* **ASSIGNMENT**
When the string "Monti" appears in a line of the records, show the whole line.

* **GIVEN RECORDS**
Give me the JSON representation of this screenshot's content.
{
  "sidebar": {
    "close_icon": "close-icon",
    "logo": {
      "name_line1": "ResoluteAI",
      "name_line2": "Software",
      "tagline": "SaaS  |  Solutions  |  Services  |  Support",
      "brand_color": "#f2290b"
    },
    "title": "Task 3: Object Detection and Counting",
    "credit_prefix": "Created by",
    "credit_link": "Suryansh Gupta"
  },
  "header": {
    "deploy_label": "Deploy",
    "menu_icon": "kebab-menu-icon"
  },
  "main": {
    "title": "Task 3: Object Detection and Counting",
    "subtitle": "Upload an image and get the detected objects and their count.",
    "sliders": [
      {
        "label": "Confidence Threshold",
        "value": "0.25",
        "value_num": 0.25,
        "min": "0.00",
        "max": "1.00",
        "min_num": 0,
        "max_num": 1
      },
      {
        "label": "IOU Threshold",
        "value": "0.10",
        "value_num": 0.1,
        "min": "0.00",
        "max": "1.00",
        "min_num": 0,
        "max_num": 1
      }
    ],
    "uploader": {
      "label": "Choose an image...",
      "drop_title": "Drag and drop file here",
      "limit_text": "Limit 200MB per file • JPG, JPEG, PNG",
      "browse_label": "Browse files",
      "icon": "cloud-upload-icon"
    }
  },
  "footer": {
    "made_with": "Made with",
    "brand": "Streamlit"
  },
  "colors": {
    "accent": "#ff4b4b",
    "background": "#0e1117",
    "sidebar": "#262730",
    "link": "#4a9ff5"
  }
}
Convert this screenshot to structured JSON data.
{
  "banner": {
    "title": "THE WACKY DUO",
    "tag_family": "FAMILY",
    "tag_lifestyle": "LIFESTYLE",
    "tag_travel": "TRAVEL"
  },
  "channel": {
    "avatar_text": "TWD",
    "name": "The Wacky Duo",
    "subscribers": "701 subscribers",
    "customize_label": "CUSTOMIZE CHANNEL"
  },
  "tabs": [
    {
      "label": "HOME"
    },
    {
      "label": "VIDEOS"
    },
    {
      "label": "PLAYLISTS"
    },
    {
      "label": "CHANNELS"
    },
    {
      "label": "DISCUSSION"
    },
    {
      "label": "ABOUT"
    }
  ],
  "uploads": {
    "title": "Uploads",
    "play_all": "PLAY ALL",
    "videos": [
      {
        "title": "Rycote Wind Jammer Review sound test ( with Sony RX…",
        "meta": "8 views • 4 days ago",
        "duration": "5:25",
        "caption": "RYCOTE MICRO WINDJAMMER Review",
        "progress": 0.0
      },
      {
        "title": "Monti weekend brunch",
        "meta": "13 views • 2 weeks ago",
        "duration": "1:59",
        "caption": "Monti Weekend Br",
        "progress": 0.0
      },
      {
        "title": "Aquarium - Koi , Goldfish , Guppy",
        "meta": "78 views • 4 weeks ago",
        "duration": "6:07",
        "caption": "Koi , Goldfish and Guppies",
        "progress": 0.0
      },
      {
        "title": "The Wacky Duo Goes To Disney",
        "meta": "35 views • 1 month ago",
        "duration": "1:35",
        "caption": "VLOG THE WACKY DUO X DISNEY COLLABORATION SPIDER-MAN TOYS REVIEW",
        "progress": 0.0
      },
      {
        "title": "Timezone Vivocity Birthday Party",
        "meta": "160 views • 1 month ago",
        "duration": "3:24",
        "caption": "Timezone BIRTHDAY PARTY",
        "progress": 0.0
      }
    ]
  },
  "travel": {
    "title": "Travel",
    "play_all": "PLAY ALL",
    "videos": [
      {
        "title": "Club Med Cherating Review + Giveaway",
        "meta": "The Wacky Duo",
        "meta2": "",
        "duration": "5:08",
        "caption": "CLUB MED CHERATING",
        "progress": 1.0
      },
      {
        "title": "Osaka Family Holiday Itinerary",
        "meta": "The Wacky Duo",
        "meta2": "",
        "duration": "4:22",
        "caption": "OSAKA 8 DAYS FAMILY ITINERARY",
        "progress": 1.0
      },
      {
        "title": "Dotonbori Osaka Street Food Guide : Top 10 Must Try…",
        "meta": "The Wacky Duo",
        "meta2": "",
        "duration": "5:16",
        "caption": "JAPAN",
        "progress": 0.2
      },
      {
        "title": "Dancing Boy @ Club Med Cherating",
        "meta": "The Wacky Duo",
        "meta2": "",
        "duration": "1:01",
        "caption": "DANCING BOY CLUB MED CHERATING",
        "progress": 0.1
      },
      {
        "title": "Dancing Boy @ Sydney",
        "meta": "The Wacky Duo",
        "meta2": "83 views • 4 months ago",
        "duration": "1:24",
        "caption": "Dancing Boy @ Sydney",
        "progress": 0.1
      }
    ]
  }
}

* **RESPONSE TO THE EXERCISE**
        "title": "Monti weekend brunch",
        "caption": "Monti Weekend Br",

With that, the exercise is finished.